The research was based on interviews with heads of real estate for large corporate real estate occupiers from wide range of industry sectors.

Lisette van Doorn, CEO, ULI Europe, said: “This report demonstrates the main issues with collaboration, which are often related to historic ‘transactional’ relationships, variations in decarbonisation objectives and perspectives, and longstanding approaches to areas such as lease structures, contracts, and fit outs, which all need careful reconsideration. 

“At the heart of progress on this topic is that owners and occupiers build a trusted long-term partnership that considers each other’s objectives, which requires each side to be open about their perspectives and the wider concerns faced by each stakeholder.”

The report cites a number of factors hindering progress, including:

Going forward, the report argues for more standardised practices, including in the approach to due diligence for occupiers seeking space, and for ESG considerations to be included as standard in heads of terms with minimum requirements considered as non-negotiable. However, ULI recognises such changes will require education and industry wide commitment.

Singapore’s City Developments Limited has been rated the most sustainable real estate company in the world for the sixth consecutive year.

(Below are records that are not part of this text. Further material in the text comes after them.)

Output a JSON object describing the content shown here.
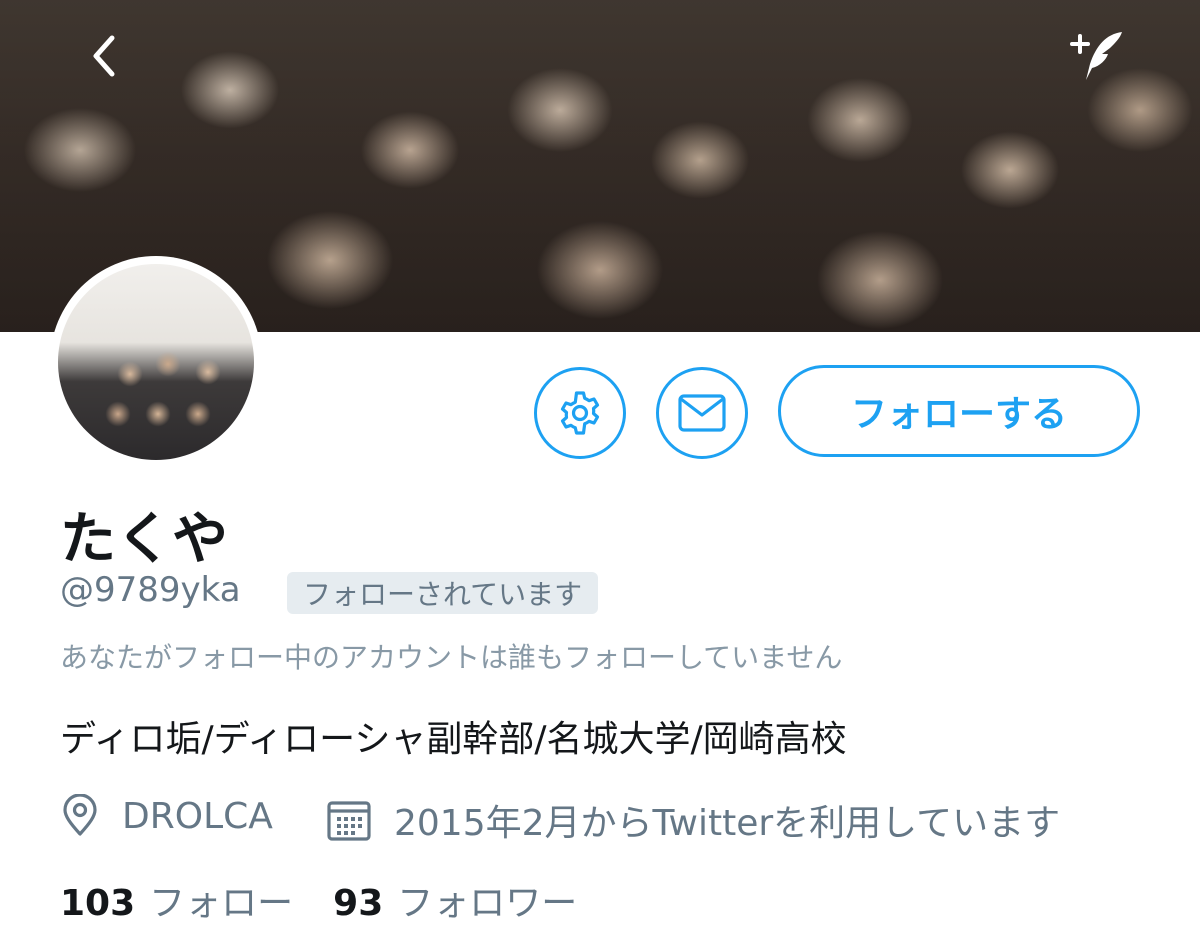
{
  "colors": {
    "accent": "#1da1f2",
    "secondary_text": "#657786",
    "badge_bg": "#e6ecf0"
  },
  "header": {
    "back_icon": "chevron-left-icon",
    "compose_icon": "compose-tweet-icon"
  },
  "actions": {
    "settings_icon": "gear-icon",
    "dm_icon": "envelope-icon",
    "follow_label": "フォローする"
  },
  "profile": {
    "display_name": "たくや",
    "handle": "@9789yka",
    "follows_you_badge": "フォローされています",
    "mutual_note": "あなたがフォロー中のアカウントは誰もフォローしていません",
    "bio": "ディロ垢/ディローシャ副幹部/名城大学/岡崎高校",
    "location": "DROLCA",
    "joined": "2015年2月からTwitterを利用しています"
  },
  "stats": {
    "following_count": "103",
    "following_label": "フォロー",
    "followers_count": "93",
    "followers_label": "フォロワー"
  }
}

The accolade came in the Corporate Knights Global 100 list, now in its 20th year. This annual ranking of the world’s 100 most sustainable corporations is based on the sustainability research firm’s assessment of 6,700 publicly traded companies with revenues over $1 billion.

CDL group chief executive Sherman Kwek said: “We are honoured to be recognised again as the world's most sustainable real estate company on the Global 100 Most Sustainable Corporations in the World listing. This accolade reaffirms our commitment to a climate-positive future and achieving our initial net-zero goals by 2030. By embracing innovation, collaboration and sustainable practices, we can reduce our carbon footprint and inspire a collective shift towards a net zero future."

Companies are assessed across 25 key performance indicators, including their percentage of sustainable revenue and sustainable investment, taxes paid, carbon productivity, and racial and gender diversity. Companies engaging in activities such as thermal coal, blocking climate policy and deforestation are disqualified.

Boosting its position from 28th place last year, CDL improved its performance on energy, greenhouse gas and water productivity, ESG-linked remuneration for management, talent attraction and retention, and a sustainable supply chain.

Developer CDL was ranked 22nd in the list, one of only four real estate companies in the top 100. It was followed by shopping centre giant Unibail-Rodamco-Westfield in 70th place, industrial specialist Prologis in 87th place and Hong Kong developer Sino Land in 99th.

Pictured above, Lumina Grand will be CDL's second BCA Green Mark Platinum (Super Low Energy) building in Singapore.